### What is required:
Go through the listing and pick out each line with the word "icon" in it.

### Stored data:
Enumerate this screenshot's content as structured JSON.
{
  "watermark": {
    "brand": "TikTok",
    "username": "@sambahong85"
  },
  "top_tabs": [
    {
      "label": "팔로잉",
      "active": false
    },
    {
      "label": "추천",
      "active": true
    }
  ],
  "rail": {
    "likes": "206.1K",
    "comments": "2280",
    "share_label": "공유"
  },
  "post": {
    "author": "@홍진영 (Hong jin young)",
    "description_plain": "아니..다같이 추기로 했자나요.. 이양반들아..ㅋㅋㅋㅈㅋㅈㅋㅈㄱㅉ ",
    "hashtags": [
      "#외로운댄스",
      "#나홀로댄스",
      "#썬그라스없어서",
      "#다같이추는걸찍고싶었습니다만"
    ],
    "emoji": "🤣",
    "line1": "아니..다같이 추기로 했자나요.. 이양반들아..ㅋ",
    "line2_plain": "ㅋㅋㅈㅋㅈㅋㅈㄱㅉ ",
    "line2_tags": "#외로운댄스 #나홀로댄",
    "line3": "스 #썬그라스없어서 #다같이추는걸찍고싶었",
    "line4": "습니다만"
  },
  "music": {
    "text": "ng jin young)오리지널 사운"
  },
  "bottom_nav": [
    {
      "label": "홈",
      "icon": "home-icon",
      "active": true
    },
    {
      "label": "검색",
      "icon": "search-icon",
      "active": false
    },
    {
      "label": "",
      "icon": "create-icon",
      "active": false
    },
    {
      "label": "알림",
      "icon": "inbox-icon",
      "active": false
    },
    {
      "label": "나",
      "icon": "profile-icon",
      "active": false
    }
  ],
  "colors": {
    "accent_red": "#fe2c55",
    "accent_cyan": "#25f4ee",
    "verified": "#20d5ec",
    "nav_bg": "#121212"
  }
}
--
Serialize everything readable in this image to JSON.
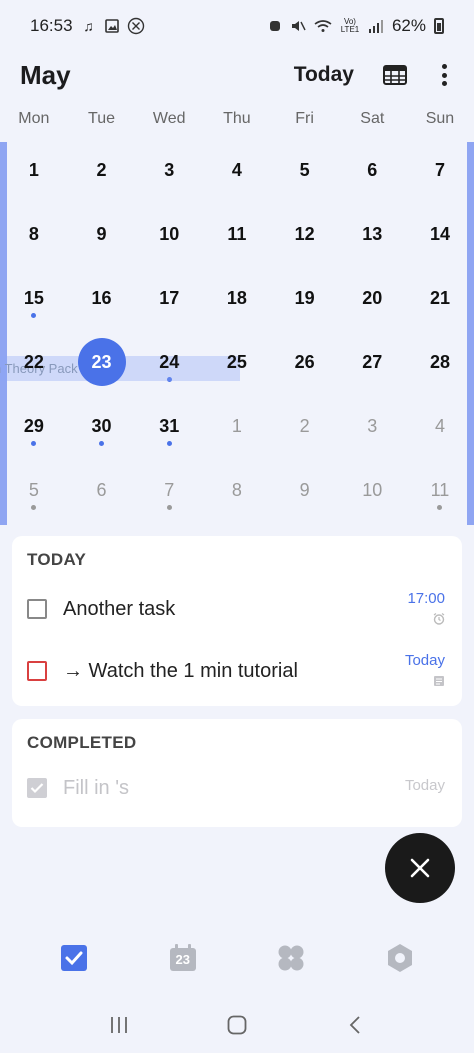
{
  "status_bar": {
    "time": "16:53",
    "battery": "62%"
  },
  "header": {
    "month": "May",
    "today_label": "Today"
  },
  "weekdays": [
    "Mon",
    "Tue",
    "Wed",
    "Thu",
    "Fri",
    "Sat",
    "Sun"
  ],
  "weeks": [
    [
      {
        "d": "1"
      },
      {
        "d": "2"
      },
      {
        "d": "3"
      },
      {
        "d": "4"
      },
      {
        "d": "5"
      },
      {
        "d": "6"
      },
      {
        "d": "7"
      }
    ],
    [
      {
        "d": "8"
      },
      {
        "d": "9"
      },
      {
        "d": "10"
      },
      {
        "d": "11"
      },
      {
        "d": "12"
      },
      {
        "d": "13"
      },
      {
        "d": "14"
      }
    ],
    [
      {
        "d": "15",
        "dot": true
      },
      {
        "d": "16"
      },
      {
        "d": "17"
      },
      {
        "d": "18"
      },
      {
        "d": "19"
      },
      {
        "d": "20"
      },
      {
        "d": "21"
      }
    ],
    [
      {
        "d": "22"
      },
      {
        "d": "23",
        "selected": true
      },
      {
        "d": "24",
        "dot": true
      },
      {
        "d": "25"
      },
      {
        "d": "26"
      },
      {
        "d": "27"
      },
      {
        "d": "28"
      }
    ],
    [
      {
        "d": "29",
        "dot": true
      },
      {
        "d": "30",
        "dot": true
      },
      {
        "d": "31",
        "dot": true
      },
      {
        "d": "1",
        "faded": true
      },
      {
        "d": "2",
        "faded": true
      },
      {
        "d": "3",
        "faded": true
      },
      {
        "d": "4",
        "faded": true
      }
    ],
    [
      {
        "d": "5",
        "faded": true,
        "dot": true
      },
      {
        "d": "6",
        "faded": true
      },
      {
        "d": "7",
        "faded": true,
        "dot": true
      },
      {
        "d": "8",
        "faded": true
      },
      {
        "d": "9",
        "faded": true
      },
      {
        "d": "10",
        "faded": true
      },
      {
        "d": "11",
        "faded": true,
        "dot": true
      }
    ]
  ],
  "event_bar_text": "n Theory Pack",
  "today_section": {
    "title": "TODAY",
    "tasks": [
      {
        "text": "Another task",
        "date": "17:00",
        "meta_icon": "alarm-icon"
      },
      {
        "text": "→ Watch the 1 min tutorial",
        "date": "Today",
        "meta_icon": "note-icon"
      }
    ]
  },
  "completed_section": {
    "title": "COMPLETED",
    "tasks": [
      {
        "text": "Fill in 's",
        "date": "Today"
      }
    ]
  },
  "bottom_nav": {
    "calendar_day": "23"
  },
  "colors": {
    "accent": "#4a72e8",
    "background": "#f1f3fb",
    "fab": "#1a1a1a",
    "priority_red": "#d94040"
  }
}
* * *
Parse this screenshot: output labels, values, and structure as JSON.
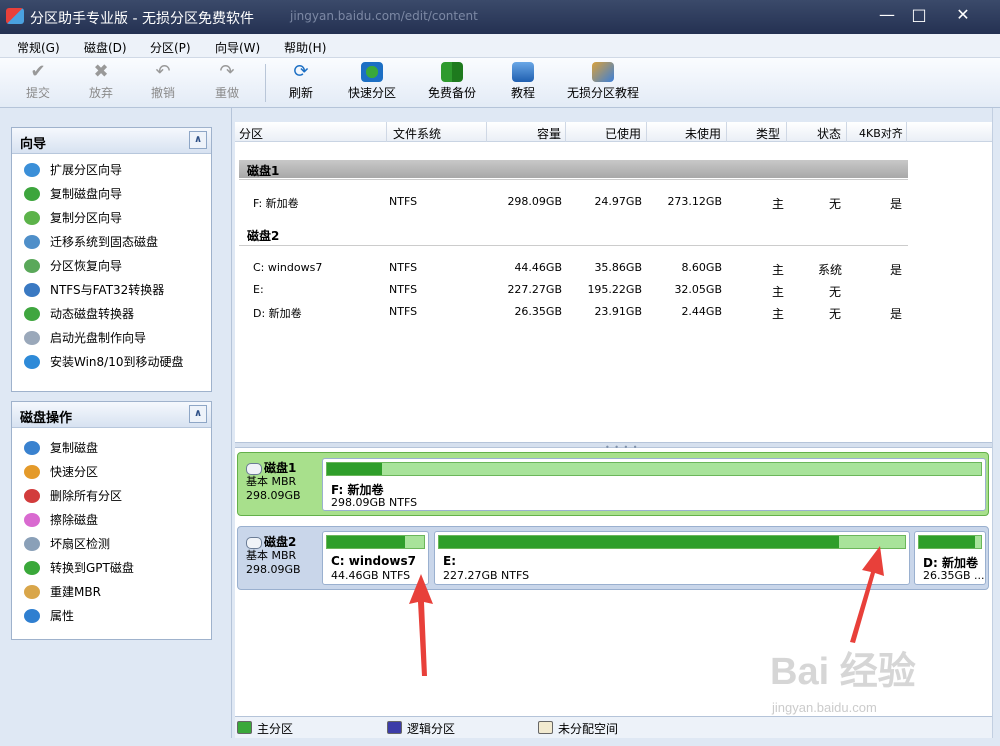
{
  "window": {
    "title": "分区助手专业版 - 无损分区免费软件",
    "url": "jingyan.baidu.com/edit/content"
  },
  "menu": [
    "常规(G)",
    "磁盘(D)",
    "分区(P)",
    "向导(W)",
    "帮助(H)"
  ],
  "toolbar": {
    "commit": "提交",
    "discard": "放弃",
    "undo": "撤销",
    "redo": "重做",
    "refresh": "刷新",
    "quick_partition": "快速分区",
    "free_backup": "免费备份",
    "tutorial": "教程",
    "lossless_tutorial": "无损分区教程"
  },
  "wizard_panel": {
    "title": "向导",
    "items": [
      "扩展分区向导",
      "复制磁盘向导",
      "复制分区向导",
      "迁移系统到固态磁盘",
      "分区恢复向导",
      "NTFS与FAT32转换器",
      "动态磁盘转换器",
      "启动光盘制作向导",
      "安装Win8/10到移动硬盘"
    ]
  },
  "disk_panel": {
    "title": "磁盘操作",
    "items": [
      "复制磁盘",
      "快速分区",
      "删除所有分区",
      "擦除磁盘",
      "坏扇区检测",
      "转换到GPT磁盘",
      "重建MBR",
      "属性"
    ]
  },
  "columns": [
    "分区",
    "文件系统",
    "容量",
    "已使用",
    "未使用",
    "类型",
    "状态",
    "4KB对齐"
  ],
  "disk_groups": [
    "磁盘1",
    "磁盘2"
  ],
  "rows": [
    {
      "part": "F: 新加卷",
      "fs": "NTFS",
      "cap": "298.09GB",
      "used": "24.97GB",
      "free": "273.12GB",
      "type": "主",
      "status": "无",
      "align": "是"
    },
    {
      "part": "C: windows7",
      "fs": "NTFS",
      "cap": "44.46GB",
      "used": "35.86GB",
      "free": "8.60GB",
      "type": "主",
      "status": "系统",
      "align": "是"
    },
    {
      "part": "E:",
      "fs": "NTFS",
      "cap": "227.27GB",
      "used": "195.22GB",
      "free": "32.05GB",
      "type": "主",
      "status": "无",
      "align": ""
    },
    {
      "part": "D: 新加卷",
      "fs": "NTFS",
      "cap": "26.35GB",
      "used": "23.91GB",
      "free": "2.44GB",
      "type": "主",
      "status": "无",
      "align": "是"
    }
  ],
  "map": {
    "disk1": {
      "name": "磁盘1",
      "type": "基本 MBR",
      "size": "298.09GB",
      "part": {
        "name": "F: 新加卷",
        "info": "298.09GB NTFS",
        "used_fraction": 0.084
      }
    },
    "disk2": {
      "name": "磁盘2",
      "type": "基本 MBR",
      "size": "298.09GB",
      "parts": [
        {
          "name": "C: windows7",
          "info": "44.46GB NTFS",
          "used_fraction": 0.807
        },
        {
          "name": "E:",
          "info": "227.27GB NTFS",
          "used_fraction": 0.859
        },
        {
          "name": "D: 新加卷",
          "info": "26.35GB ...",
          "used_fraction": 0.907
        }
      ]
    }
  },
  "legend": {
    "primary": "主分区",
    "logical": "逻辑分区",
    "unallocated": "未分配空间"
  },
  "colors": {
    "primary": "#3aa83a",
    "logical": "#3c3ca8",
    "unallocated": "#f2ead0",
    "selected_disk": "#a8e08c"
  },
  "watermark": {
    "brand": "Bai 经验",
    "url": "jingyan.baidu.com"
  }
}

### Task output:
      "icon": "home-icon",
      "icon": "search-icon",
      "icon": "create-icon",
      "icon": "inbox-icon",
      "icon": "profile-icon",
        "meta_icon": "alarm-icon"
        "meta_icon": "note-icon"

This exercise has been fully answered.